The bureau said competition for the contract had been wrongfully restricted "in a premeditated and planned manner," with no clear criteria for selecting the winning bids and alleged coercion and threats against those making the final decision.

Two of Kalmadi's aides on the committee — Lalit Bhanot and V.K. Verma — were arrested last month in the same case.

Kalmadi is due to appear in court Tuesday for a custody hearing.

He was detained at the bureau's headquarters after answering investigators' questions Monday morning. Investigators then arrested two more officials — Surjit Lal and A.S.V. Prasad — and said more suspects would be taken into custody in coming days.

The staging of the Games, which cost India about 700 billion rupees ($15 billion) despite an initial estimate of 18.9 billion rupees ($412 million), has unleashed months of bitter allegations and cries of corruption in the handling of the event.

Australian and British companies have accused the organizing committee of delaying payments for services rendered during the Oct. 3-14 Games.

An Indian government report last month said delays, administrative inefficiency and wasteful spending had cost the country $355 million.

The report has been criticized, however, by the London-based Commonwealth Games Federation as inaccurate and unfair.
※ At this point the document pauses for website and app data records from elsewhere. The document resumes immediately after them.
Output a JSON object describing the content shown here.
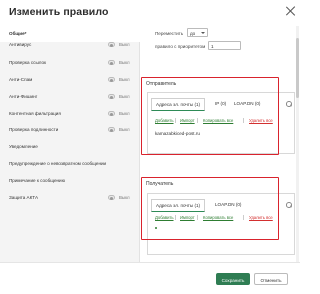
{
  "window": {
    "title": "Изменить правило"
  },
  "sidebar": {
    "items": [
      {
        "label": "Общие*",
        "toggle": ""
      },
      {
        "label": "Антивирус",
        "toggle": "Выкл"
      },
      {
        "label": "Проверка ссылок",
        "toggle": "Выкл"
      },
      {
        "label": "Анти-Спам",
        "toggle": "Выкл"
      },
      {
        "label": "Анти-Фишинг",
        "toggle": "Выкл"
      },
      {
        "label": "Контентная фильтрация",
        "toggle": "Выкл"
      },
      {
        "label": "Проверка подлинности",
        "toggle": "Выкл"
      },
      {
        "label": "Уведомление",
        "toggle": ""
      },
      {
        "label": "Предупреждение о невозвратном сообщении",
        "toggle": ""
      },
      {
        "label": "Примечание к сообщению",
        "toggle": ""
      },
      {
        "label": "Защита АКТА",
        "toggle": "Выкл"
      }
    ]
  },
  "general": {
    "move_label": "Переместить",
    "move_value": "до",
    "priority_label": "правило с приоритетом",
    "priority_value": "1"
  },
  "sender": {
    "section_label": "Отправитель",
    "tabs": [
      "Адреса эл. почты (1)",
      "IP (0)",
      "LOAP.DN (0)"
    ],
    "actions": [
      "Добавить",
      "Импорт",
      "Копировать все",
      "Удалить все"
    ],
    "entries": [
      "kamazabkiced-post.ru"
    ]
  },
  "recipient": {
    "section_label": "Получатель",
    "tabs": [
      "Адреса эл. почты (1)",
      "LOAP.DN (0)"
    ],
    "actions": [
      "Добавить",
      "Импорт",
      "Копировать все",
      "Удалить все"
    ],
    "entries": []
  },
  "footer": {
    "save_label": "Сохранить",
    "cancel_label": "Отменить"
  },
  "colors": {
    "accent": "#2f7d53",
    "highlight": "#d9232d",
    "link": "#2e7d32",
    "danger": "#d32f2f"
  }
}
Switzerland-based Event Knowledge Services, which had been hired to work on the Games, also said the report was off base in making "unsubstantiated" accusations of wrongdoing.